F*cking Men is loosely based on 19th century play La Ronde which was written, to both protest and acclaim, back in 1897 by Arthur Schnitzler. In its original guise La Ronde focused on ten different characters, including the whore, the soldier, the husband and the chamber maid. All ten characters were interwoven into a plot revealing that sex knows no boundaries of class. Fast forward over a century and apply this same plot mechanic to modern day gay life, from Grindr to steam rooms, and you have a hit! Two-time Tony award winning playwright, Joe DiPietro, has written an incredible script that keeps you on your toes as each sexual scene plays out chronologically and you start to recognise links between the characters. From the confused squaddie to the gigolo, from the bored gay couple desperately trying to keep their spark to the closeted Hollywood A-lister (yes him!), DiPietro’s witty script is full of great characters. When I saw F*cking Men just after its world premiere in 2009 the original cast had ten actors covering the ten individual roles. This production has just three actors, and whilst I preferred the concept of a larger ensemble, it is only fair to say that the current performers, Richard De Lisle, Harper James and Haydn Whiteside are so talented, with their different characterizations and idiosyncracies, that you do feel like you’re watching a cast of ten. As the plot develops you can’t help, while laughing out loud and admiring the full frontal nudity, feeling the loss and frustration of some of the men, and this is a testament to the strong ensemble. The sex scenes, as you might expect from a show called F*cking Men, are quite graphic. The audience loved it!

Director Mark Bradford has done an excellent job with his handsome cast and a complex timeline of events. There’s a wonderful balance of funny and horny scenes mixed with more poignant dramatic ones, and each was executed beautifully. The set, designed by Jamie Simmons, is simple yet effective as the cast move things around to be a bed, a sauna, a park bench and a broom cupboard (we’ve all been there!). The only negative about this production, and it is not the show’s fault at all, is the venue. The Vaults is an incredible space, but the constant flurry of trains overhead can be distracting, especially during the odd dramatic pause.

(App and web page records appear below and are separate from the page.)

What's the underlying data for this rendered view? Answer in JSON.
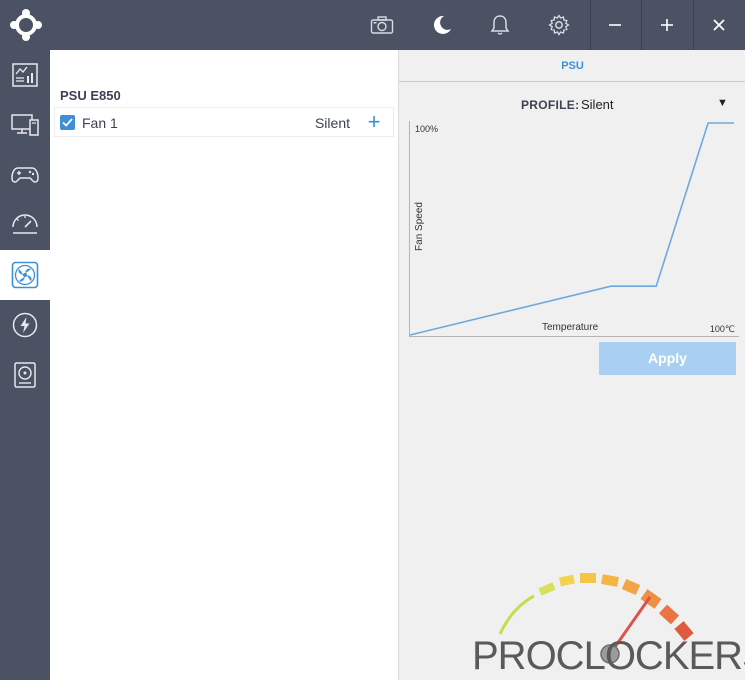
{
  "topbar": {
    "icons": [
      "app-logo",
      "camera-icon",
      "moon-icon",
      "bell-icon",
      "gear-icon",
      "minimize-icon",
      "maximize-icon",
      "close-icon"
    ]
  },
  "sidebar": {
    "items": [
      {
        "icon": "dashboard-icon",
        "active": false
      },
      {
        "icon": "system-monitor-icon",
        "active": false
      },
      {
        "icon": "gamepad-icon",
        "active": false
      },
      {
        "icon": "gauge-icon",
        "active": false
      },
      {
        "icon": "fan-icon",
        "active": true
      },
      {
        "icon": "lightning-icon",
        "active": false
      },
      {
        "icon": "hard-drive-icon",
        "active": false
      }
    ]
  },
  "device": {
    "title": "PSU E850",
    "fans": [
      {
        "name": "Fan 1",
        "profile": "Silent",
        "checked": true,
        "add_label": "+"
      }
    ]
  },
  "panel": {
    "tab": "PSU",
    "profile_label": "PROFILE:",
    "profile_value": "Silent",
    "profile_caret": "▼",
    "graph": {
      "y_top_label": "100%",
      "y_axis_label": "Fan Speed",
      "x_axis_label": "Temperature",
      "x_right_label": "100℃"
    },
    "apply_label": "Apply"
  },
  "chart_data": {
    "type": "line",
    "x": [
      0,
      62,
      68,
      76,
      92,
      100
    ],
    "y": [
      0,
      23,
      23,
      23,
      100,
      100
    ],
    "xlim": [
      0,
      100
    ],
    "ylim": [
      0,
      100
    ]
  },
  "watermark": {
    "text": "PROCLOCKERS"
  },
  "colors": {
    "sidebar_bg": "#4a5263",
    "accent": "#3d8fd6",
    "apply_bg": "#a9cff3",
    "curve": "#6ea9de"
  }
}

F*cking Men is a hot, sweaty and funny delight. On until early December I would encourage you to get some friends together and go to see it, but maybe don’t take your nan. Or do?

Author: Joe DiPietro
Director: Mark Barford
Booking Until: 4th December 2016
Box Office: 020 7183 5942
Booking Link: The Vaults

About Neil Johnson

Neil Johnson
A Scottish South African Londoner. From being a TV presenter to an extra in Sinbad, and from being Big Ears in The Adventures Of Noddy to the evil Herr Zeler in The Sound Of Music, Neil had a fun acting career post graduating from theatre school. He stupidly made the promise to himself to stop acting if he didn't have his Oscar by 30 so as the big 3-0, and lack of a gold statuette, loomed he retired and is now a publicist. The arts is in his life blood so Neil will often be found in a theatre getting goosebumps from a play, balling his eyes out at a musical or interacting with a random piece of modern art in a gallery. From entering the world,quite literally, during a performance of The Towering Inferno, he's always had a passion for cinema and recently launched a film blog as the dream one day would be to be a full time film and theatre critic.